Instructions for the task
Whenever the word "this" appears in a line of the listing, copy that line.

Listed entries
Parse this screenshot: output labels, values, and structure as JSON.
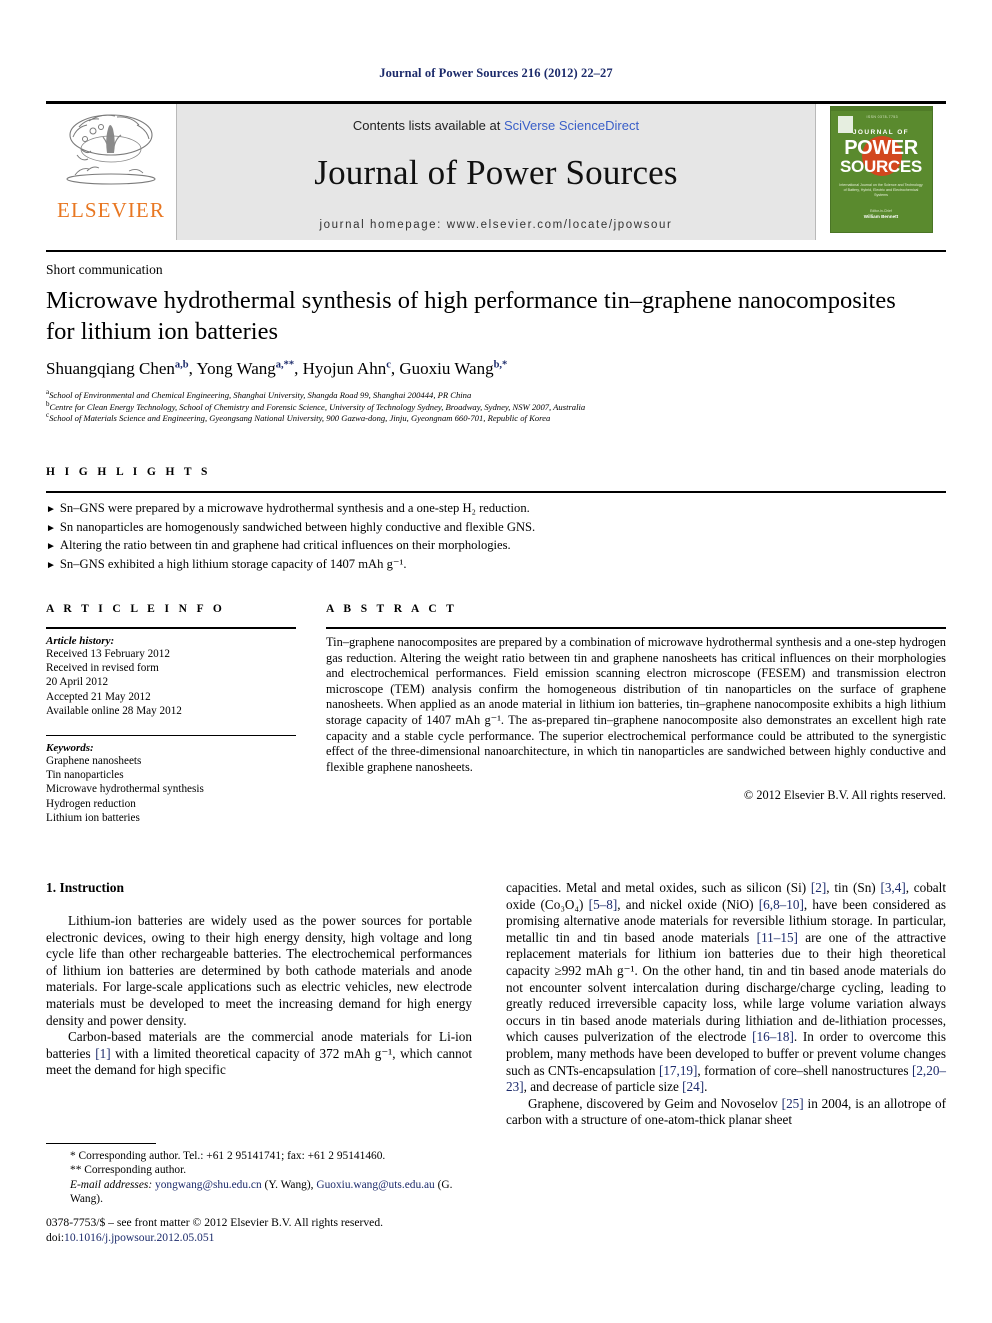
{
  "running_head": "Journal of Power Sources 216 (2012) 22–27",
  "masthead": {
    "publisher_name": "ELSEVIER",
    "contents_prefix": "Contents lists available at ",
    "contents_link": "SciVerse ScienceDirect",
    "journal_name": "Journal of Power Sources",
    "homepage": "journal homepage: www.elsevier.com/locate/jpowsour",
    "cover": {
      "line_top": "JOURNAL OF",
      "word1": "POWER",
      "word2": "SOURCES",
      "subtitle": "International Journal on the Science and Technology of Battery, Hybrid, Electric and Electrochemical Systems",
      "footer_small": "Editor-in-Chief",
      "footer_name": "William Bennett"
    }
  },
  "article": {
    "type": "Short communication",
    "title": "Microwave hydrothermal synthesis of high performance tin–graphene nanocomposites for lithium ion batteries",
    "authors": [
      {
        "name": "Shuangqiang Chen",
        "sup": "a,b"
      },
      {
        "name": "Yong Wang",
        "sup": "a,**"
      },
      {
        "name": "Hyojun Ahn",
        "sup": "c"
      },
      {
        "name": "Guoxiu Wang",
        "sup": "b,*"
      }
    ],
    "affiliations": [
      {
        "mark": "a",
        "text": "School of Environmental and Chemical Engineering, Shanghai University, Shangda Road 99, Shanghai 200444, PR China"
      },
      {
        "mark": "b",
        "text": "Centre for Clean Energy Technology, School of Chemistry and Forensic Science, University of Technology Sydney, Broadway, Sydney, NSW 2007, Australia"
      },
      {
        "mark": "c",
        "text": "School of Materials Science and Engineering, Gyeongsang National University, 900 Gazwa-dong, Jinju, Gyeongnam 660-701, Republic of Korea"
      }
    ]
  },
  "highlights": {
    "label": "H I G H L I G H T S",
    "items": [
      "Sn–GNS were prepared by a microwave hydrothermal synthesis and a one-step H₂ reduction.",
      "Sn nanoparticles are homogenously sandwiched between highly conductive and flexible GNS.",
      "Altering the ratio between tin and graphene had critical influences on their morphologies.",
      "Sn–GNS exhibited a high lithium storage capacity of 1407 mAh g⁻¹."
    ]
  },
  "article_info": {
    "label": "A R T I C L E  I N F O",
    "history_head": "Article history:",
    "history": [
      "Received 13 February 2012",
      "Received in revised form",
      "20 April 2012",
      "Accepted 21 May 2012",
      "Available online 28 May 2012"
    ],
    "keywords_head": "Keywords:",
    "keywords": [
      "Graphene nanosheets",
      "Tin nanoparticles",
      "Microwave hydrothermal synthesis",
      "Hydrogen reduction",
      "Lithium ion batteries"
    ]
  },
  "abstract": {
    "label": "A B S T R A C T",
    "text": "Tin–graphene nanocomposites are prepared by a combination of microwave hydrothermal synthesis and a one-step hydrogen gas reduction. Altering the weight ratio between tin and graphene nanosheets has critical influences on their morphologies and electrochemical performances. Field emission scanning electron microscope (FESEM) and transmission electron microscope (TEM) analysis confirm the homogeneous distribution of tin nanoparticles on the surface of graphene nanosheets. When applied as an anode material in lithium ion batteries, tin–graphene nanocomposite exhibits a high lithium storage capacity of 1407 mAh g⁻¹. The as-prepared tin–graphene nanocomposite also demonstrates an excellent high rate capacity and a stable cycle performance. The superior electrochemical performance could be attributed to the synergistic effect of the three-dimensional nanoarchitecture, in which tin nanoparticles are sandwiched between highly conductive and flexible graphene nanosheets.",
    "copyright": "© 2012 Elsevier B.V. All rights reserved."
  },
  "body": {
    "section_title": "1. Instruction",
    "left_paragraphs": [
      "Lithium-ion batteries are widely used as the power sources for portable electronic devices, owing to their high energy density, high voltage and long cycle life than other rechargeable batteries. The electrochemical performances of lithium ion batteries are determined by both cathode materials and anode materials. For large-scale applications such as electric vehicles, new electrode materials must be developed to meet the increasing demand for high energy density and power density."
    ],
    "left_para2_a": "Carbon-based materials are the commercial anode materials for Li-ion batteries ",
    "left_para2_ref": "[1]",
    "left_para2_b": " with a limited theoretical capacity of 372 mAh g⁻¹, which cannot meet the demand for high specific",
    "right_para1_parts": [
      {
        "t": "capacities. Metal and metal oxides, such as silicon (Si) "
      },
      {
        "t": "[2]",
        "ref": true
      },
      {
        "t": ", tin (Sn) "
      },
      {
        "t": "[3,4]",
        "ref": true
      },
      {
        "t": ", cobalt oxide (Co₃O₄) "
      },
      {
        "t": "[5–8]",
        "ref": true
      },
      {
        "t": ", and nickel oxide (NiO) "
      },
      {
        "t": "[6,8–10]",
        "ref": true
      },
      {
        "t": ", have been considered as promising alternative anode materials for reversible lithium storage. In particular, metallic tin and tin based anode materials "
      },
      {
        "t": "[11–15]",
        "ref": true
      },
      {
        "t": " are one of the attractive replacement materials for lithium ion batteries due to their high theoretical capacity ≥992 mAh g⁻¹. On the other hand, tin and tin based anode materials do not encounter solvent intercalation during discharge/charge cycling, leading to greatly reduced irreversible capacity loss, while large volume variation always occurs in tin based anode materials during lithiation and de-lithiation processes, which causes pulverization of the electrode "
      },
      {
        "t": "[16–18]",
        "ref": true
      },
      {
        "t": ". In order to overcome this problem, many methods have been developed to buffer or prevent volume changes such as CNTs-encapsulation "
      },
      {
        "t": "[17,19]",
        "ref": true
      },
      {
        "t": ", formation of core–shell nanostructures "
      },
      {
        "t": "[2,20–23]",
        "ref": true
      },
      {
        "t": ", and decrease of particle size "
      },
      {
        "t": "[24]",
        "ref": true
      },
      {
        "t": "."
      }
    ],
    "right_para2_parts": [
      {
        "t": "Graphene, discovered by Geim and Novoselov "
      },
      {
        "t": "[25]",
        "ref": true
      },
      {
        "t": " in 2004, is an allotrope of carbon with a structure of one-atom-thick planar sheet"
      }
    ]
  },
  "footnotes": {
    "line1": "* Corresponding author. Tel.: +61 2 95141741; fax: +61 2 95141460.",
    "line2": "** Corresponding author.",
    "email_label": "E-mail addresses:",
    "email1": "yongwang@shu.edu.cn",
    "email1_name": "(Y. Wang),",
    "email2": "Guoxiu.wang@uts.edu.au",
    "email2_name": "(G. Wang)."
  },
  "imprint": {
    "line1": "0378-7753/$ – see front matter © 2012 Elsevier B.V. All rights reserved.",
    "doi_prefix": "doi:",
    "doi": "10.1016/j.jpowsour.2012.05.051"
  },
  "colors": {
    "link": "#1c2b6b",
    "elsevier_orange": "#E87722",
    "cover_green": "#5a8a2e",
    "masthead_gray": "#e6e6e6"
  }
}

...

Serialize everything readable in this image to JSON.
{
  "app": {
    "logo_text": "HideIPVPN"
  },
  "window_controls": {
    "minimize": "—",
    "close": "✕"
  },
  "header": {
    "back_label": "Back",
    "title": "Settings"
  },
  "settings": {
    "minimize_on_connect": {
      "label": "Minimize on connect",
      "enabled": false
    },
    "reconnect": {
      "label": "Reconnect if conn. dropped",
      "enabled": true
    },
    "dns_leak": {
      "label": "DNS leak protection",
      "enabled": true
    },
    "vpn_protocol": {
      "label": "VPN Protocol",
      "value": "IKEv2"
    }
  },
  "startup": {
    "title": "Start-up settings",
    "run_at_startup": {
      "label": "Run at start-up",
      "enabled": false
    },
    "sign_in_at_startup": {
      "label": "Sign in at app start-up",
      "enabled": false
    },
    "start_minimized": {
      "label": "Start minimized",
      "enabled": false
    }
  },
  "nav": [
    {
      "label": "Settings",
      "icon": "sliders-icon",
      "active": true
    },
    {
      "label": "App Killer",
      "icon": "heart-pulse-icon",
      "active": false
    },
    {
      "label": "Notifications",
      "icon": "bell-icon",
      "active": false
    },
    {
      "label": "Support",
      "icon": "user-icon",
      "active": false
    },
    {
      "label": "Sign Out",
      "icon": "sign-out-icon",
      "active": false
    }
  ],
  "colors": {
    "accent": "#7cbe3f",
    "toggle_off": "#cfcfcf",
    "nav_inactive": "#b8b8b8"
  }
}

Solution below
Parse this screenshot: output labels, values, and structure as JSON.
        "t": ". In order to overcome this problem, many methods have been developed to buffer or prevent volume changes such as CNTs-encapsulation "
Serialize everything readable in this image to JSON.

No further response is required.